The Superhero Sunday event at Cape Town Stadium provided a ray of light during one of the bleakest periods in WPRFU history, writes JON CARDINELLI.
Tell the 45,252 people who crammed into Cape Town Stadium on Sunday afternoon that the event was of little consequence. Tell the coaches and the players of the respective teams that the warm-up matches didn’t matter.
Even the most cynical of fans and critics would have to admit that something special transpired over the weekend. Those who have observed the steady decline in attendances at each and every South African stadium over the past few seasons will vouch for the fact that the turnout and atmosphere witnessed at Cape Town Stadium was something out of the ordinary.
It’s something to celebrate, as well as something to learn from.
Contrast these numbers with those throughout the 2018 Vodacom Super Rugby tournament. The Stormers, traditionally one of the best-supported sides as far as attendance is concerned, drew a mere 18,093 people to Newlands for the opening match against the Jaguares.
The side blew hot and cold over the course of the season. The atmosphere in the creaking, poorly maintained old stadium was often supplemented by canned cheering and annoyingly loud music from the PA.
This past Sunday felt different. Like many, I went to the Superhero Sunday event at Cape Town Stadium with low expectations. I thought it would be a great family occasion as well as an opportunity for the South African players to stretch their legs before the tournament proper. Then I noticed how many more people had filtered through the gates in the lead-up to the Stormers and Vodacom Bulls match.
The cheer that accompanied every hit and try over the course of that game was deafening. I found myself wondering if it would be possible to stage such a party on a weekly basis, and how such a crowd would react if the Crusaders or Hurricanes came to town or if major Tests against the All Blacks and England were staged at this magnificent arena.
The debate whether the Stormers should move to Cape Town Stadium or not has been raging for years. On Sunday, after the second game, Bulls skipper Lood de Jager offered his opinion on the subject.
De Jager said he had grown up dreaming about playing on the hallowed turf of Newlands where so many great Springbok players had trod before. De Jager is not alone in this view, and I know for a fact that many Cape-based players and fans appreciate the history associated with the ground.
Sadly, I also know for a fact how little has been done to modernise Newlands over the past decade, and how the experience of visiting the ground has become a chore. Just as Lansdowne Road evolved to become the Aviva Stadium, Newlands should have been developed into something greater. Failing that, the leadership should have recognised the potential of the state-of-the-art stadium situated in the ideal location of Green Point.

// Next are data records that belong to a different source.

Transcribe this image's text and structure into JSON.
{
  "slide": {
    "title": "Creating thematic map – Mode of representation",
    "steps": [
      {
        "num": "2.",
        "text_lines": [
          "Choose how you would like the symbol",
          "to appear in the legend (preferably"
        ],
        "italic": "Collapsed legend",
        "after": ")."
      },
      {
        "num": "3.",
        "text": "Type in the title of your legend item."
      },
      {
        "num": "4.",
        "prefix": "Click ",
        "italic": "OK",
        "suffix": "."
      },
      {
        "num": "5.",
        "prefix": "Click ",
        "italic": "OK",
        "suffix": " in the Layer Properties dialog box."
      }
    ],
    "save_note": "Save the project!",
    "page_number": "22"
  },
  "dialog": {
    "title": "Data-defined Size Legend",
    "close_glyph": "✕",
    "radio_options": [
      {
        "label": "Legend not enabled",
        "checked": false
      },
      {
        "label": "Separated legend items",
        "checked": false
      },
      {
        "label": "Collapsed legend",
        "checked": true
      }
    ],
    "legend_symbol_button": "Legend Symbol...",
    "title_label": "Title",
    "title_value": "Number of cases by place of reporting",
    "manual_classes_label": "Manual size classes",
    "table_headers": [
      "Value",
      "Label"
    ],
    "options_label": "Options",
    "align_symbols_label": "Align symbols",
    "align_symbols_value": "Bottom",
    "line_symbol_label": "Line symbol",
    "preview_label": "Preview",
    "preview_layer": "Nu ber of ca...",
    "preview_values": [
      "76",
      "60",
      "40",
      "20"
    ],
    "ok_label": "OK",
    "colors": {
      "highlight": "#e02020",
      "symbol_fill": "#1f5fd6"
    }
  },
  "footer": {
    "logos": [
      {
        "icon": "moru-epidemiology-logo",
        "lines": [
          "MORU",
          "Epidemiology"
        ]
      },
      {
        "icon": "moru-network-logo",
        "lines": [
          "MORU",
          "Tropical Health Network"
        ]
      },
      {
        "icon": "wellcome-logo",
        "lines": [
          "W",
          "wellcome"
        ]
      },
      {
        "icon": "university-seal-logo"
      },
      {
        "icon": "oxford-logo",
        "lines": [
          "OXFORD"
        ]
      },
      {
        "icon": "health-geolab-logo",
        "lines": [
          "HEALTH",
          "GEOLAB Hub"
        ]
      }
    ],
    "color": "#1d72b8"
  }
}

After the game on Sunday, both Robbie Fleck and Pote Human spoke about the players’ response to playing in front of a full house. It was clear from the press box that the Bulls and Stormers were taking this game seriously, despite the fact that no log points were on offer. It was clear how they were boosted by the atmosphere. It’s a shame that no more rugby fixtures will be staged at this venue until December.
Fleck and stand-in Stormers skipper Chris van Zyl appeared lifted by the whole experience. The Stormers endured a difficult week after discovering that Paul Treu had been lined up to replace Gert Smal as director of rugby at the end of the year. It wouldn’t surprise to see some of the big-name players furthering their careers elsewhere if Treu comes to power.
New reports have emerged regarding a power struggle between the WP Rugby board and the WPRFU executive committee. Once more, the Stormers and WP are making headlines for all the wrong reasons, and the average fan has every right to ask how the team is ever going to realise its potential when there is so much infighting and poor decision-making at an administrative level.
This past Sunday provided long-suffering fans with a respite from the madness. The players, and indeed the people in the crowd, made it an event to remember.
World Rugby CEO Brett Gosper retweeted SA Rugby magazine’s video showcasing the atmosphere. ‘They do quite like their rugby in South Africa …’ he said.
If only that were the case every week.
They do quite like their rugby in South Africa… https://t.co/rJn1LYMMye
— Brett Gosper (@brettgosper) February 3, 2019
Photo: Ryan Wilkisky/BackpagePix